In the information systems business the result of this sequence is that most products are not successful until the third version when the fit of technology to activity is finally realized.
With Reverse Product Design, development starts with the rapid observation and assessment of customer activities and needs. The reverse flow looks like:
Activity > Story > Innovation
From the direct observation of human activities, filtered through the lenses of physical, cognitive, social and cultural human factors, insights are gained as to the real customer needs. These needs are processed through the human centered case story method of:
Observation > Contention > Value > Solution
These vignettes are then gathered into a powerful story or scenario of use that guides the product developers to a powerful system of innovations.
Perhaps, the most accessible example of this process in action is the constant stream of innovations released through the Amazon.com Books web site. From the detailed observations of users trying to buy books in a physical bookstore to the stream of innovations related to trusted recommendations from a myriad of user participation, the site continually reinvents itself by first paying attention to user activities. The combination of Reverse Product Design with a powerful Digital Business Design leads Amazon.com in providing value to its loyal customers.
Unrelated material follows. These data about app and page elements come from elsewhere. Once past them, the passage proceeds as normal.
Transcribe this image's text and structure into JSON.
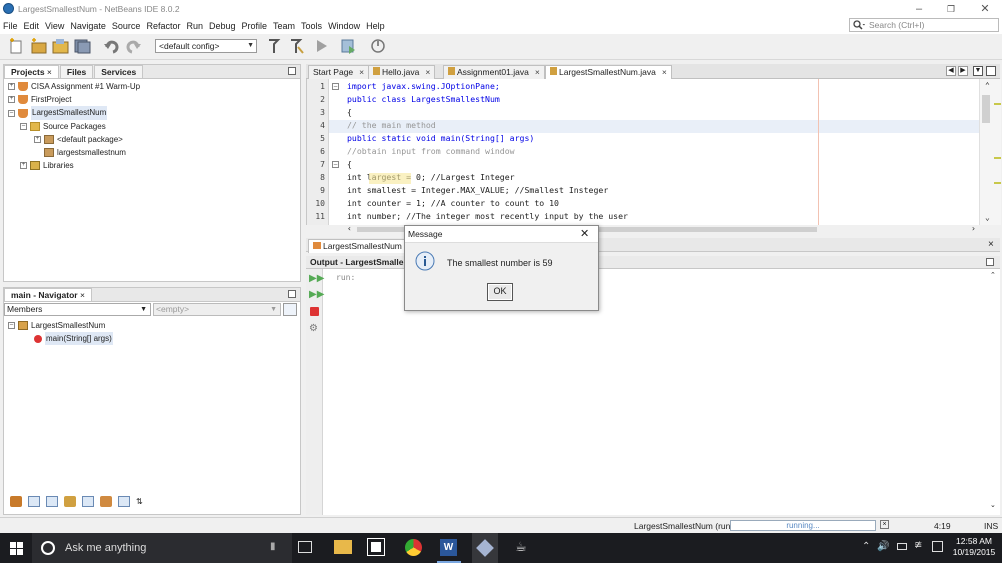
{
  "window": {
    "title": "LargestSmallestNum - NetBeans IDE 8.0.2"
  },
  "menu": [
    "File",
    "Edit",
    "View",
    "Navigate",
    "Source",
    "Refactor",
    "Run",
    "Debug",
    "Profile",
    "Team",
    "Tools",
    "Window",
    "Help"
  ],
  "search": {
    "placeholder": "Search (Ctrl+I)"
  },
  "toolbar": {
    "config": "<default config>"
  },
  "projects_panel": {
    "tabs": [
      "Projects",
      "Files",
      "Services"
    ],
    "tree": [
      {
        "label": "CISA Assignment #1 Warm-Up",
        "icon": "project-icon"
      },
      {
        "label": "FirstProject",
        "icon": "project-icon"
      },
      {
        "label": "LargestSmallestNum",
        "icon": "project-icon"
      },
      {
        "label": "Source Packages",
        "icon": "folder-icon"
      },
      {
        "label": "<default package>",
        "icon": "package-icon"
      },
      {
        "label": "largestsmallestnum",
        "icon": "package-icon"
      },
      {
        "label": "Libraries",
        "icon": "library-icon"
      }
    ]
  },
  "navigator": {
    "title": "main - Navigator",
    "members_label": "Members",
    "filter_placeholder": "<empty>",
    "tree": [
      {
        "label": "LargestSmallestNum",
        "icon": "class-icon"
      },
      {
        "label": "main(String[] args)",
        "icon": "method-icon"
      }
    ]
  },
  "editor": {
    "tabs": [
      "Start Page",
      "Hello.java",
      "Assignment01.java",
      "LargestSmallestNum.java"
    ],
    "active_tab": "LargestSmallestNum.java",
    "line_numbers": [
      "1",
      "2",
      "3",
      "4",
      "5",
      "6",
      "7",
      "8",
      "9",
      "10",
      "11"
    ],
    "lines": [
      "import javax.swing.JOptionPane;",
      "public class LargestSmallestNum",
      "{",
      "// the main method",
      "public static void main(String[] args)",
      "//obtain input from command window",
      "{",
      "int largest = 0; //Largest Integer",
      "int smallest = Integer.MAX_VALUE; //Smallest Insteger",
      "int counter = 1; //A counter to count to 10",
      "int number; //The integer most recently input by the user"
    ]
  },
  "output": {
    "tab": "LargestSmallestNum",
    "header": "Output - LargestSmalle",
    "text": "run:"
  },
  "dialog": {
    "title": "Message",
    "message": "The smallest number is 59",
    "ok": "OK"
  },
  "statusbar": {
    "task": "LargestSmallestNum (run)",
    "progress": "running...",
    "position": "4:19",
    "mode": "INS"
  },
  "taskbar": {
    "search_placeholder": "Ask me anything",
    "time": "12:58 AM",
    "date": "10/19/2015"
  }
}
At every step of this new product design process, innovations are grounded in the observed activities of real users so that there is little guesswork needed as to what to create for whom.
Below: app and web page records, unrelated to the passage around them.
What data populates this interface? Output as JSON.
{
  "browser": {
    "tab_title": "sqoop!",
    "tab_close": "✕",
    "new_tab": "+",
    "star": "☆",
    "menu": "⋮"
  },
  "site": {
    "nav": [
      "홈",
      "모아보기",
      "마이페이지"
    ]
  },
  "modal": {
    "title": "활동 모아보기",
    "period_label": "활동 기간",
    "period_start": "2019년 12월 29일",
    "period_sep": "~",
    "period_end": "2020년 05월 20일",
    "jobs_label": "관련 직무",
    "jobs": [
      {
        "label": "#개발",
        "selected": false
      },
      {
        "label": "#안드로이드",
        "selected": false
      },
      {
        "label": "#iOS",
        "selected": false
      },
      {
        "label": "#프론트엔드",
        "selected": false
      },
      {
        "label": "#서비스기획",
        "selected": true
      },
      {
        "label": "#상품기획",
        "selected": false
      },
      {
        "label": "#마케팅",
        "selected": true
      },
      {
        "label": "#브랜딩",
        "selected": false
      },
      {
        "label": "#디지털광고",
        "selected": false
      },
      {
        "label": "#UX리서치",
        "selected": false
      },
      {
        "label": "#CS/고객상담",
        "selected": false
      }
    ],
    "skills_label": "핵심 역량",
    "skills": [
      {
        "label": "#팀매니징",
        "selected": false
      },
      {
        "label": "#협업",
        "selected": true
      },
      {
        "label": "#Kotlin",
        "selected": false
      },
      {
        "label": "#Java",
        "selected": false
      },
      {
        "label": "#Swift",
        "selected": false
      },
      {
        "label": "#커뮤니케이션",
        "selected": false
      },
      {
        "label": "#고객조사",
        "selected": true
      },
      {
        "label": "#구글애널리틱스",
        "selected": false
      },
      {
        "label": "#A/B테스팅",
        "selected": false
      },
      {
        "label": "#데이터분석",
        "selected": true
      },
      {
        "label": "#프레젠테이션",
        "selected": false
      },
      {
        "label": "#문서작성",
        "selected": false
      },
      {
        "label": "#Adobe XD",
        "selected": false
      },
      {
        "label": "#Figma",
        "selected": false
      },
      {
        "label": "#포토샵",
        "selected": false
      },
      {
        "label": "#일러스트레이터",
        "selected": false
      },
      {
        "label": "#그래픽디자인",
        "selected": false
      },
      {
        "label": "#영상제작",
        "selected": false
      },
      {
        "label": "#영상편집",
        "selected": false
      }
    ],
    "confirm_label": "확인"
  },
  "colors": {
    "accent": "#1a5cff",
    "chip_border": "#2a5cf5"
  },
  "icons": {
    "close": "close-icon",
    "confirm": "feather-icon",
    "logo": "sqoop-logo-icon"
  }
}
In practice, there are two types of stories that emerge in the product design and development process – stories for understanding and stories for persuasion. Once the activities are analyzed, a short story that captures the essence of the observations helps with the understanding of the problem and potential solutions on the part of the development team. The understanding story is a precursor to the innovation. Once the innovation is designed, it is then necessary to persuade someone to either fund the development of the project, product or service or to persuade a customer to buy the product. A story of persuasion must go beyond understanding and create a context for the “customer” to make a decision and move forward. Descriptions of both kinds of stories can be found in Steve Denning’s The Springboard: How Storytelling Ignites Action in Knowledge-Era Organizations or on his website. Thus, the Reverse Product Design Process looks like:
Activity > Story for Understanding > Innovation > Story for Persuasion
By combining Digital Business Design and Reverse Product Design, a product development team can:
- Move from getting information in lag time to getting it in real time;
- Move from guessing what customers want to knowing their needs;
- Move from burdening talent with low-value work to gaining high talent leverage.
An important part of Reverse Product Design is adding in the component of reflection at all levels of the model. Donald Schon spent most of his academic careers understanding the effects of what they called Model 1 and Model 2 behavior as described in The Reflective Practitioner. The following diagram illustrates the differences between the two:
Abstracting from all the best research they could find on behavior, the authors described what they called Model 1 behavior. People or organizations are driven by Values, Beliefs and Theories which lead to actions in the context of those Values. The actions then have consequences which feed back into further actions. Most people and organizations stop there and operate on this simple feedback loop. This kind of model is useful for routine interactions but is very poor at learning or adapting to new opportunities which arise.
Model 2 behavior is characterized by adding another feedback loop of the consequences cycling to the Values, Beliefs and Theories level. People and organizations that utilize this model are quite adaptive to their environments. Now that we have unprecedented levels of technology and connectedness in the global economy, it is important that we start wiring in Model 2 behavior into our products and services.